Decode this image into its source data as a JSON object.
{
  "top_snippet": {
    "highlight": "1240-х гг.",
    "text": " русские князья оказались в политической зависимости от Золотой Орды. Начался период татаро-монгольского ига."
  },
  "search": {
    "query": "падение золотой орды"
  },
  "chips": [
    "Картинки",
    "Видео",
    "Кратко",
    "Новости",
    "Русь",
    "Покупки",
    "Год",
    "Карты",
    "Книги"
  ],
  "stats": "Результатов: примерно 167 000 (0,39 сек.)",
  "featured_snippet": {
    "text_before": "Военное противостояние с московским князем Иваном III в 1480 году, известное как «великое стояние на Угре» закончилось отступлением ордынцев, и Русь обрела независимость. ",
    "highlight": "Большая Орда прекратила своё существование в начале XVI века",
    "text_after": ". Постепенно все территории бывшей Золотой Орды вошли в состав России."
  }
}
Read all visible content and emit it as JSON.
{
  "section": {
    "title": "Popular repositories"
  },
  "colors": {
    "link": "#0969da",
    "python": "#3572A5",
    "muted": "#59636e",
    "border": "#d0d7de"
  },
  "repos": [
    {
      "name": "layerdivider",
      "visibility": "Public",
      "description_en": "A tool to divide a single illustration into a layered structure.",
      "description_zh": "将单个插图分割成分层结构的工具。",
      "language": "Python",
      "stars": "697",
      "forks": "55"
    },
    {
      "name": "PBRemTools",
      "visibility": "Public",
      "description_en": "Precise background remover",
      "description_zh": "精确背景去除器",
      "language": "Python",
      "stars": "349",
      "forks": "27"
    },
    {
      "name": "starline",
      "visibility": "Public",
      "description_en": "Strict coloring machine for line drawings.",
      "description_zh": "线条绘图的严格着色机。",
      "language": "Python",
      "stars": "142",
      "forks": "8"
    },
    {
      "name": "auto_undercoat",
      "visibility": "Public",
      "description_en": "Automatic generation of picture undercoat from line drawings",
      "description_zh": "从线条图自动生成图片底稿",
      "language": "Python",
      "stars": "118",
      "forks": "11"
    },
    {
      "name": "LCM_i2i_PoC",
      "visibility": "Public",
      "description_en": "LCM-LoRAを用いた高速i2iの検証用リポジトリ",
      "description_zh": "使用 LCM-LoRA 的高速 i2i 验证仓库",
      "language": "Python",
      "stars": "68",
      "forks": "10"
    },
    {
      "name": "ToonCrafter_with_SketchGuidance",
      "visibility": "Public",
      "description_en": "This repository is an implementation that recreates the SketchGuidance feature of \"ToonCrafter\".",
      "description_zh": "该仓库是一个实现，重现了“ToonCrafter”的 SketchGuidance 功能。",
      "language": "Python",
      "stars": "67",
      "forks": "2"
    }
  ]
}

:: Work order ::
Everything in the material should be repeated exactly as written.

:: Exercise response ::
Decode this image into its source data as a JSON object.
{
  "top_snippet": {
    "highlight": "1240-х гг.",
    "text": " русские князья оказались в политической зависимости от Золотой Орды. Начался период татаро-монгольского ига."
  },
  "search": {
    "query": "падение золотой орды"
  },
  "chips": [
    "Картинки",
    "Видео",
    "Кратко",
    "Новости",
    "Русь",
    "Покупки",
    "Год",
    "Карты",
    "Книги"
  ],
  "stats": "Результатов: примерно 167 000 (0,39 сек.)",
  "featured_snippet": {
    "text_before": "Военное противостояние с московским князем Иваном III в 1480 году, известное как «великое стояние на Угре» закончилось отступлением ордынцев, и Русь обрела независимость. ",
    "highlight": "Большая Орда прекратила своё существование в начале XVI века",
    "text_after": ". Постепенно все территории бывшей Золотой Орды вошли в состав России."
  }
}
Read all visible content and emit it as JSON.
{
  "section": {
    "title": "Popular repositories"
  },
  "colors": {
    "link": "#0969da",
    "python": "#3572A5",
    "muted": "#59636e",
    "border": "#d0d7de"
  },
  "repos": [
    {
      "name": "layerdivider",
      "visibility": "Public",
      "description_en": "A tool to divide a single illustration into a layered structure.",
      "description_zh": "将单个插图分割成分层结构的工具。",
      "language": "Python",
      "stars": "697",
      "forks": "55"
    },
    {
      "name": "PBRemTools",
      "visibility": "Public",
      "description_en": "Precise background remover",
      "description_zh": "精确背景去除器",
      "language": "Python",
      "stars": "349",
      "forks": "27"
    },
    {
      "name": "starline",
      "visibility": "Public",
      "description_en": "Strict coloring machine for line drawings.",
      "description_zh": "线条绘图的严格着色机。",
      "language": "Python",
      "stars": "142",
      "forks": "8"
    },
    {
      "name": "auto_undercoat",
      "visibility": "Public",
      "description_en": "Automatic generation of picture undercoat from line drawings",
      "description_zh": "从线条图自动生成图片底稿",
      "language": "Python",
      "stars": "118",
      "forks": "11"
    },
    {
      "name": "LCM_i2i_PoC",
      "visibility": "Public",
      "description_en": "LCM-LoRAを用いた高速i2iの検証用リポジトリ",
      "description_zh": "使用 LCM-LoRA 的高速 i2i 验证仓库",
      "language": "Python",
      "stars": "68",
      "forks": "10"
    },
    {
      "name": "ToonCrafter_with_SketchGuidance",
      "visibility": "Public",
      "description_en": "This repository is an implementation that recreates the SketchGuidance feature of \"ToonCrafter\".",
      "description_zh": "该仓库是一个实现，重现了“ToonCrafter”的 SketchGuidance 功能。",
      "language": "Python",
      "stars": "67",
      "forks": "2"
    }
  ]
}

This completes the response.